For some time, researchers have known about disparities in diagnoses and outcomes among breast cancer patients based on race and age. However, they have been challenged to develop a set of criteria that can be used to reliably target drug delivery mechanisms based on an individual patient's tumor.
Dr. Debra Auguste, associate professor of biomedical engineering in the Grove School of Engineering at The City College of New York, will investigate personalized therapies to inhibit breast cancer metastasis supported by the National Institutes of Health Director's New Innovator Award. The grant, which provides $1.5 million over five years, funds "exceptionally creative new investigators who propose highly innovative projects that have the potential for unusually high impact."
"By applying our knowledge and experience in chemical engineering, materials science and nanotechnology, we hope to develop therapeutics that will increase breast cancer patient survival by inhibiting tumor progression and metastasis," said Professor Auguste, who joined the Grove School faculty in September from the Harvard University School of Engineering and Applied Science.
"Our goal is to use biological information to design new drug delivery vehicles that can target tumors. We have been studying what the cell surface looks like, how proteins relate to one another, how they are organized and what their ratios are."
The strategy marks a departure from other investigations that have focused on the role of messenger RNA, which is transcribed into proteins. "People often think if you have a large amount of messenger RNA you have a large amount of protein, but we don't necessarily know how much protein is being produced," she said.
Current breast cancer treatments are regulated by cell surface presentation.
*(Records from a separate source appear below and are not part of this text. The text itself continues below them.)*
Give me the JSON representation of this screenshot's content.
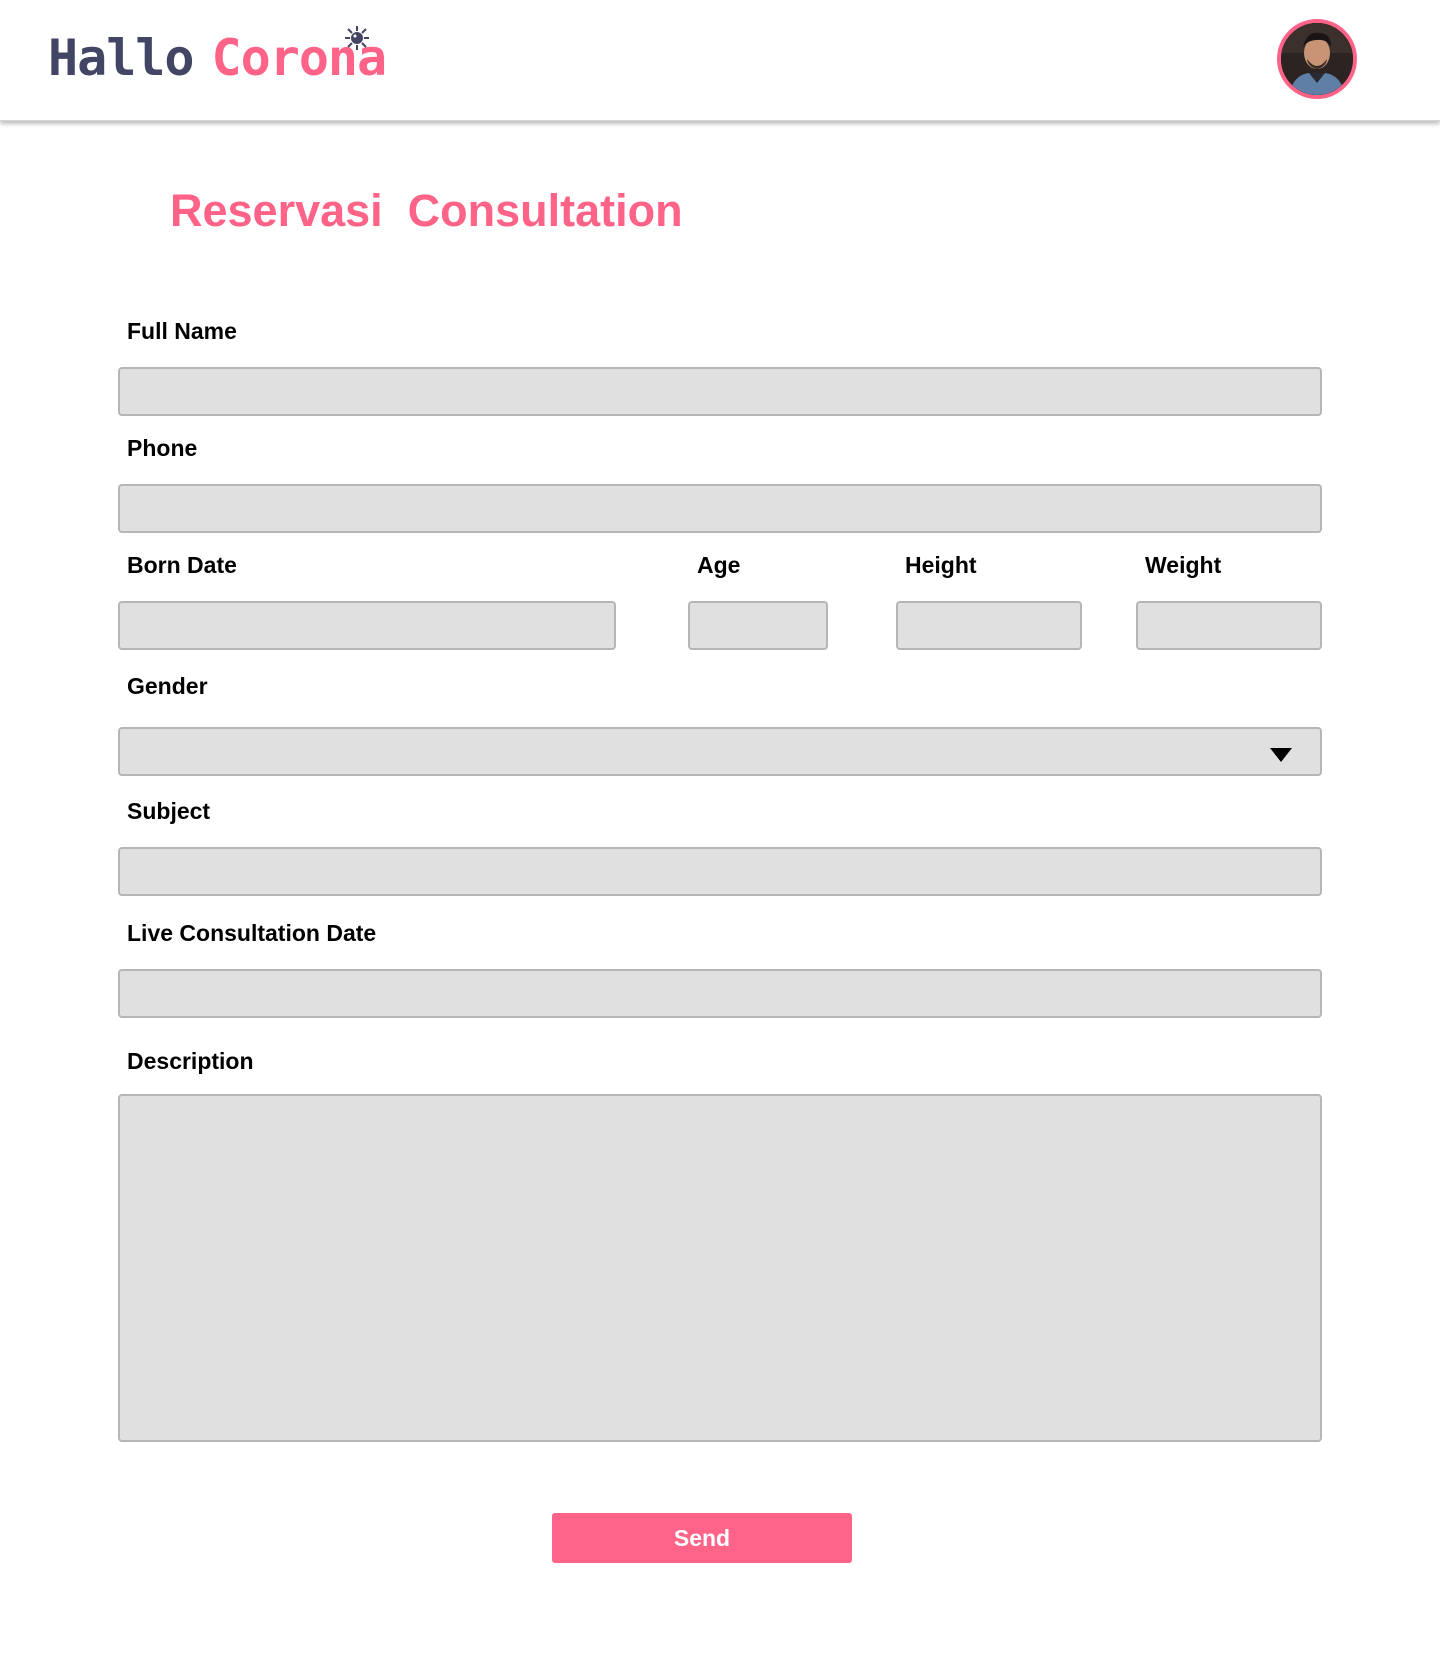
{
  "header": {
    "logo": {
      "word1": "Hallo",
      "word2": "Corona"
    },
    "avatar_icon": "user-avatar-photo",
    "colors": {
      "brand_pink": "#ff6388",
      "brand_navy": "#434564"
    }
  },
  "page": {
    "title": "Reservasi  Consultation"
  },
  "form": {
    "full_name": {
      "label": "Full Name",
      "value": ""
    },
    "phone": {
      "label": "Phone",
      "value": ""
    },
    "born_date": {
      "label": "Born Date",
      "value": ""
    },
    "age": {
      "label": "Age",
      "value": ""
    },
    "height": {
      "label": "Height",
      "value": ""
    },
    "weight": {
      "label": "Weight",
      "value": ""
    },
    "gender": {
      "label": "Gender",
      "value": "",
      "arrow_icon": "dropdown-triangle-icon"
    },
    "subject": {
      "label": "Subject",
      "value": ""
    },
    "live_consultation_date": {
      "label": "Live Consultation Date",
      "value": ""
    },
    "description": {
      "label": "Description",
      "value": ""
    },
    "send_label": "Send"
  },
  "colors": {
    "field_bg": "#e0e0e0",
    "field_border": "#b6b6b6",
    "accent": "#ff6388"
  }
}
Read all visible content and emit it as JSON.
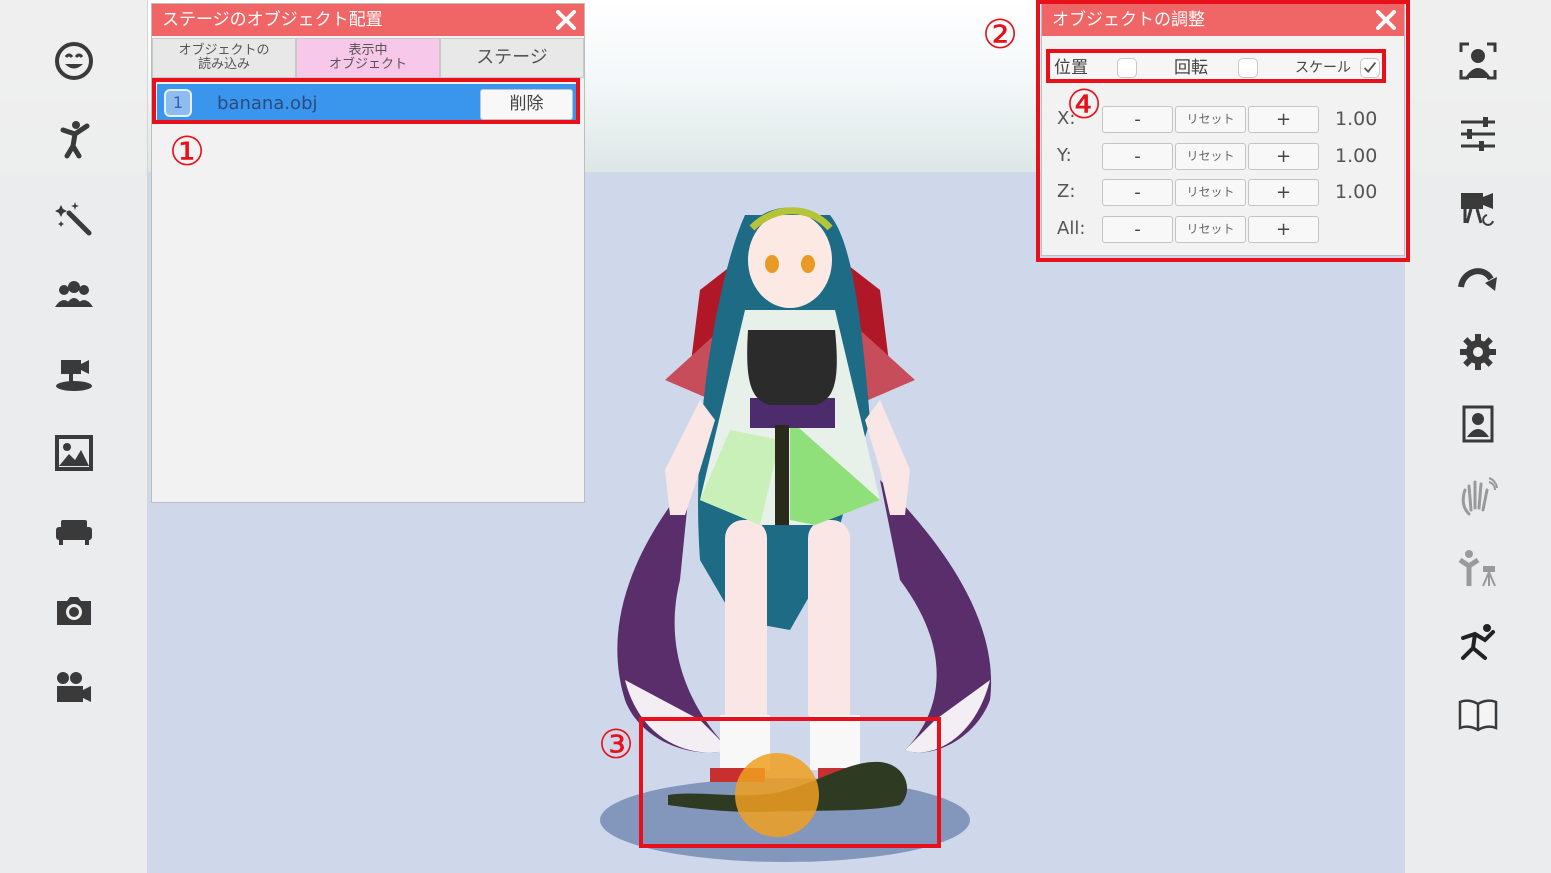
{
  "left_toolbar": {
    "items": [
      {
        "icon": "smiley-face-icon"
      },
      {
        "icon": "pose-figure-icon"
      },
      {
        "icon": "magic-wand-icon"
      },
      {
        "icon": "group-people-icon"
      },
      {
        "icon": "stage-camera-icon"
      },
      {
        "icon": "image-icon"
      },
      {
        "icon": "sofa-icon"
      },
      {
        "icon": "camera-icon"
      },
      {
        "icon": "video-camera-icon"
      }
    ]
  },
  "right_toolbar": {
    "items": [
      {
        "icon": "face-tracking-icon"
      },
      {
        "icon": "sliders-icon"
      },
      {
        "icon": "camera-switch-icon"
      },
      {
        "icon": "redo-arrow-icon"
      },
      {
        "icon": "gear-icon"
      },
      {
        "icon": "portrait-icon"
      },
      {
        "icon": "hand-wave-icon"
      },
      {
        "icon": "figure-tripod-icon"
      },
      {
        "icon": "dance-figure-icon"
      },
      {
        "icon": "book-icon"
      }
    ]
  },
  "object_panel": {
    "title": "ステージのオブジェクト配置",
    "tabs": [
      {
        "label_line1": "オブジェクトの",
        "label_line2": "読み込み"
      },
      {
        "label_line1": "表示中",
        "label_line2": "オブジェクト"
      },
      {
        "label": "ステージ"
      }
    ],
    "active_tab": 1,
    "items": [
      {
        "index": "1",
        "name": "banana.obj",
        "delete_label": "削除"
      }
    ]
  },
  "adjust_panel": {
    "title": "オブジェクトの調整",
    "modes": [
      {
        "label": "位置",
        "checked": false
      },
      {
        "label": "回転",
        "checked": false
      },
      {
        "label": "スケール",
        "checked": true
      }
    ],
    "minus_label": "-",
    "reset_label": "リセット",
    "plus_label": "+",
    "rows": [
      {
        "axis": "X:",
        "value": "1.00"
      },
      {
        "axis": "Y:",
        "value": "1.00"
      },
      {
        "axis": "Z:",
        "value": "1.00"
      },
      {
        "axis": "All:",
        "value": ""
      }
    ]
  },
  "annotations": {
    "one": "①",
    "two": "②",
    "three": "③",
    "four": "④"
  },
  "colors": {
    "panel_header": "#f06565",
    "selected_row": "#3a96ec",
    "active_tab": "#f7c8ea",
    "annotation_red": "#e8101a",
    "object_orange": "#f0a020"
  }
}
For example, breast cancer cells that express estrogen receptor and human epidermal growth receptor-2 on their surface are treated with hormone (a
|Contact: Ellis Simon|
City College of New York